▸ EXERCISE DIRECTIONS: Could you output each line below exactly as it appears, excluding any pictures?

Source records:
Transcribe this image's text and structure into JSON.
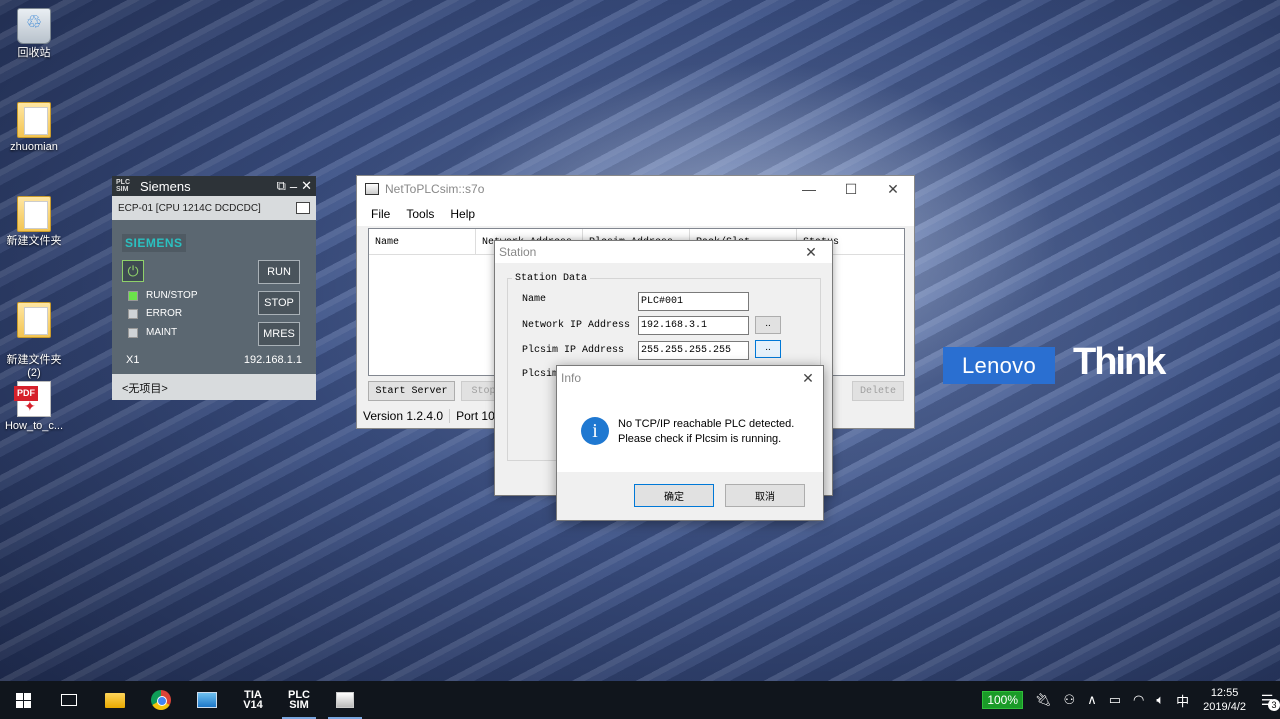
{
  "desktop": {
    "icons": [
      {
        "label": "回收站",
        "icon": "recycle-bin-icon"
      },
      {
        "label": "zhuomian",
        "icon": "folder-icon"
      },
      {
        "label": "新建文件夹",
        "icon": "folder-icon"
      },
      {
        "label": "新建文件夹\n(2)",
        "icon": "folder-icon"
      },
      {
        "label": "How_to_c...",
        "icon": "pdf-icon"
      }
    ]
  },
  "plcsim": {
    "title": "Siemens",
    "logo_text": "PLC SIM",
    "cpu": "ECP-01 [CPU 1214C DCDCDC]",
    "brand": "SIEMENS",
    "leds": [
      {
        "label": "RUN/STOP",
        "color": "#6be34a"
      },
      {
        "label": "ERROR",
        "color": "#cfd3d6"
      },
      {
        "label": "MAINT",
        "color": "#cfd3d6"
      }
    ],
    "buttons": {
      "run": "RUN",
      "stop": "STOP",
      "mres": "MRES"
    },
    "interface": "X1",
    "ip": "192.168.1.1",
    "footer": "<无项目>"
  },
  "netwin": {
    "title": "NetToPLCsim::s7o",
    "menu": [
      "File",
      "Tools",
      "Help"
    ],
    "columns": [
      "Name",
      "Network Address",
      "Plcsim Address",
      "Rack/Slot",
      "Status"
    ],
    "buttons": {
      "start": "Start Server",
      "stop": "Stop Server",
      "delete": "Delete"
    },
    "status": {
      "version": "Version 1.2.4.0",
      "port": "Port 102"
    }
  },
  "station": {
    "title": "Station",
    "group": "Station Data",
    "fields": {
      "name_label": "Name",
      "name_value": "PLC#001",
      "network_label": "Network IP Address",
      "network_value": "192.168.3.1",
      "plcsim_label": "Plcsim IP Address",
      "plcsim_value": "255.255.255.255",
      "plcsim2_label": "Plcsim"
    },
    "dots": ".."
  },
  "info": {
    "title": "Info",
    "line1": "No TCP/IP reachable PLC detected.",
    "line2": "Please check if Plcsim is running.",
    "ok": "确定",
    "cancel": "取消"
  },
  "branding": {
    "lenovo": "Lenovo",
    "think": "Think"
  },
  "taskbar": {
    "tia": "TIA\nV14",
    "plc": "PLC\nSIM",
    "battery": "100%",
    "ime": "中",
    "time": "12:55",
    "date": "2019/4/2",
    "notifications": "3"
  }
}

▸ OUTPUT OF THE TASK:
Transcribe this image's text and structure into JSON.
{
  "desktop": {
    "icons": [
      {
        "label": "回收站",
        "icon": "recycle-bin-icon"
      },
      {
        "label": "zhuomian",
        "icon": "folder-icon"
      },
      {
        "label": "新建文件夹",
        "icon": "folder-icon"
      },
      {
        "label": "新建文件夹\n(2)",
        "icon": "folder-icon"
      },
      {
        "label": "How_to_c...",
        "icon": "pdf-icon"
      }
    ]
  },
  "plcsim": {
    "title": "Siemens",
    "logo_text": "PLC SIM",
    "cpu": "ECP-01 [CPU 1214C DCDCDC]",
    "brand": "SIEMENS",
    "leds": [
      {
        "label": "RUN/STOP",
        "color": "#6be34a"
      },
      {
        "label": "ERROR",
        "color": "#cfd3d6"
      },
      {
        "label": "MAINT",
        "color": "#cfd3d6"
      }
    ],
    "buttons": {
      "run": "RUN",
      "stop": "STOP",
      "mres": "MRES"
    },
    "interface": "X1",
    "ip": "192.168.1.1",
    "footer": "<无项目>"
  },
  "netwin": {
    "title": "NetToPLCsim::s7o",
    "menu": [
      "File",
      "Tools",
      "Help"
    ],
    "columns": [
      "Name",
      "Network Address",
      "Plcsim Address",
      "Rack/Slot",
      "Status"
    ],
    "buttons": {
      "start": "Start Server",
      "stop": "Stop Server",
      "delete": "Delete"
    },
    "status": {
      "version": "Version 1.2.4.0",
      "port": "Port 102"
    }
  },
  "station": {
    "title": "Station",
    "group": "Station Data",
    "fields": {
      "name_label": "Name",
      "name_value": "PLC#001",
      "network_label": "Network IP Address",
      "network_value": "192.168.3.1",
      "plcsim_label": "Plcsim IP Address",
      "plcsim_value": "255.255.255.255",
      "plcsim2_label": "Plcsim"
    },
    "dots": ".."
  },
  "info": {
    "title": "Info",
    "line1": "No TCP/IP reachable PLC detected.",
    "line2": "Please check if Plcsim is running.",
    "ok": "确定",
    "cancel": "取消"
  },
  "branding": {
    "lenovo": "Lenovo",
    "think": "Think"
  },
  "taskbar": {
    "tia": "TIA\nV14",
    "plc": "PLC\nSIM",
    "battery": "100%",
    "ime": "中",
    "time": "12:55",
    "date": "2019/4/2",
    "notifications": "3"
  }
}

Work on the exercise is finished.